§ **Provided records**:
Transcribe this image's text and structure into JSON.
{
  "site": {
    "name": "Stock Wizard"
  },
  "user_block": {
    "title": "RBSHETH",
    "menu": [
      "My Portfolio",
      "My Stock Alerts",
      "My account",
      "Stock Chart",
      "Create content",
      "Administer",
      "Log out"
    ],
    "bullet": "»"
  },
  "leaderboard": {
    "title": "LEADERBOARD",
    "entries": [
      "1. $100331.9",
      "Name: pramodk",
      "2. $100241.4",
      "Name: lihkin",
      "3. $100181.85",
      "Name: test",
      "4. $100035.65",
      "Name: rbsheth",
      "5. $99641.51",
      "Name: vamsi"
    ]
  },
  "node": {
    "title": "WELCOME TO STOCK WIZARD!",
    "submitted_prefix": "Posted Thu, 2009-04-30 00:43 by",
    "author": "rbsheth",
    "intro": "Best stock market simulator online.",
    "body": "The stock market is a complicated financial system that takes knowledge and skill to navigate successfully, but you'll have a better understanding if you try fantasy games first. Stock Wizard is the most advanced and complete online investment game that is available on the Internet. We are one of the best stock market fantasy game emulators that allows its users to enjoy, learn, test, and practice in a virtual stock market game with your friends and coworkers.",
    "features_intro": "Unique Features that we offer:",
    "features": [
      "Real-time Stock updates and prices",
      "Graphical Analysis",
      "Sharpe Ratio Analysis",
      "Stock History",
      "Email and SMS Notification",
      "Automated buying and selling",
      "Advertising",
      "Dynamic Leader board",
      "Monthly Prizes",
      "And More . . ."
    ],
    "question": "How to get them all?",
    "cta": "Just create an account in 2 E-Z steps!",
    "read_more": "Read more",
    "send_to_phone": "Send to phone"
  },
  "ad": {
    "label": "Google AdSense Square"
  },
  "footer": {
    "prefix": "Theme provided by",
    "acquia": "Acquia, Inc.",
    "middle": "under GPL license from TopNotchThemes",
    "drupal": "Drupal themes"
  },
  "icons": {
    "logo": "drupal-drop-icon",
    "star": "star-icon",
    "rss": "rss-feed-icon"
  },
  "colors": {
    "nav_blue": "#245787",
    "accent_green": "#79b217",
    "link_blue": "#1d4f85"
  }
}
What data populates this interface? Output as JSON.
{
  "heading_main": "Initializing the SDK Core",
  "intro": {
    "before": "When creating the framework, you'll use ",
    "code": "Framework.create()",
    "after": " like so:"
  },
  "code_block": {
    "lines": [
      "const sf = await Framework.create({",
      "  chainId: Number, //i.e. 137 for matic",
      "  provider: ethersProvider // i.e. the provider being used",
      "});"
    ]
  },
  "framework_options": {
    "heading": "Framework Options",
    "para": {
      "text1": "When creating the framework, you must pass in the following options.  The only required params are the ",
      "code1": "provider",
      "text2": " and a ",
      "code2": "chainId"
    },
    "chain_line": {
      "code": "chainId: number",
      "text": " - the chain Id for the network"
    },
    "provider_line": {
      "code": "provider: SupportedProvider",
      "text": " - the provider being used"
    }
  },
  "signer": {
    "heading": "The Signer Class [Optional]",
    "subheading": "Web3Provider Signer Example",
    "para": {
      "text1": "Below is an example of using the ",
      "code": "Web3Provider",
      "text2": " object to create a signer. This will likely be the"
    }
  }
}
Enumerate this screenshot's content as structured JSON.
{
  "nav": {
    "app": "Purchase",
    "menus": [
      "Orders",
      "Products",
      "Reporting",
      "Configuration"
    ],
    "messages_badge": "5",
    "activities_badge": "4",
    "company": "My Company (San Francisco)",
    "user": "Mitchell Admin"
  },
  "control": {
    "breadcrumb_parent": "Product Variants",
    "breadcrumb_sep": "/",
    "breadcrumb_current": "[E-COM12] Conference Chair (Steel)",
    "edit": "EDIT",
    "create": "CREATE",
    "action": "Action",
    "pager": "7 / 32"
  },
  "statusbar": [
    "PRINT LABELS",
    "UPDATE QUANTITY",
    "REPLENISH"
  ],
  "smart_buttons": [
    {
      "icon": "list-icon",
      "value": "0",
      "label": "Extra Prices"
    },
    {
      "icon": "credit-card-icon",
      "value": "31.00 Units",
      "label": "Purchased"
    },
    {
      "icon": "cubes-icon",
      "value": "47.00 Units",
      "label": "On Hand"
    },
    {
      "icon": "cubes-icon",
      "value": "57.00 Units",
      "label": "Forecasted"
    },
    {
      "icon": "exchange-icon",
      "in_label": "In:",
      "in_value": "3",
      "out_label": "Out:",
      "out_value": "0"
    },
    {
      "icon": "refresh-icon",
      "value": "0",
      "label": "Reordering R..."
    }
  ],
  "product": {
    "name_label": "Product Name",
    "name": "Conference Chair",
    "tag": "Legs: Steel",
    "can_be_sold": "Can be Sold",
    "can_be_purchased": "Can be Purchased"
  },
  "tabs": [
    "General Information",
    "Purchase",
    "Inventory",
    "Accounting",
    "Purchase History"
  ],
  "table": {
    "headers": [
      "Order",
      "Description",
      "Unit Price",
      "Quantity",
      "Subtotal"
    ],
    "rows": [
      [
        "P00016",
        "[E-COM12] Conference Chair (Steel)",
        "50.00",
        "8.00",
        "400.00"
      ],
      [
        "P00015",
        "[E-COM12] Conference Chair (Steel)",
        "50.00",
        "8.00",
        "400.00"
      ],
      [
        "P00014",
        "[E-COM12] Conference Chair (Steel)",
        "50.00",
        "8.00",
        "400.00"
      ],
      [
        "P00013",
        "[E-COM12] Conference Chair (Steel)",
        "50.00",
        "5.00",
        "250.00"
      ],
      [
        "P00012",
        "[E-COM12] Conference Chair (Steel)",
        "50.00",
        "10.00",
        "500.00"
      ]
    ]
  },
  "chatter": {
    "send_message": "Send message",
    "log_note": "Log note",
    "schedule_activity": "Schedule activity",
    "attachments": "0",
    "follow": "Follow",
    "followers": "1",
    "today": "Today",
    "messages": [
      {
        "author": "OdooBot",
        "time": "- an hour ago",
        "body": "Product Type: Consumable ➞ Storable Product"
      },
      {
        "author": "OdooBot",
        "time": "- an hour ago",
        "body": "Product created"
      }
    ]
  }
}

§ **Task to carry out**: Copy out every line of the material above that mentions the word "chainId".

§ **Your solution**:
      "  chainId: Number, //i.e. 137 for matic",
      "code2": "chainId"
      "code": "chainId: number",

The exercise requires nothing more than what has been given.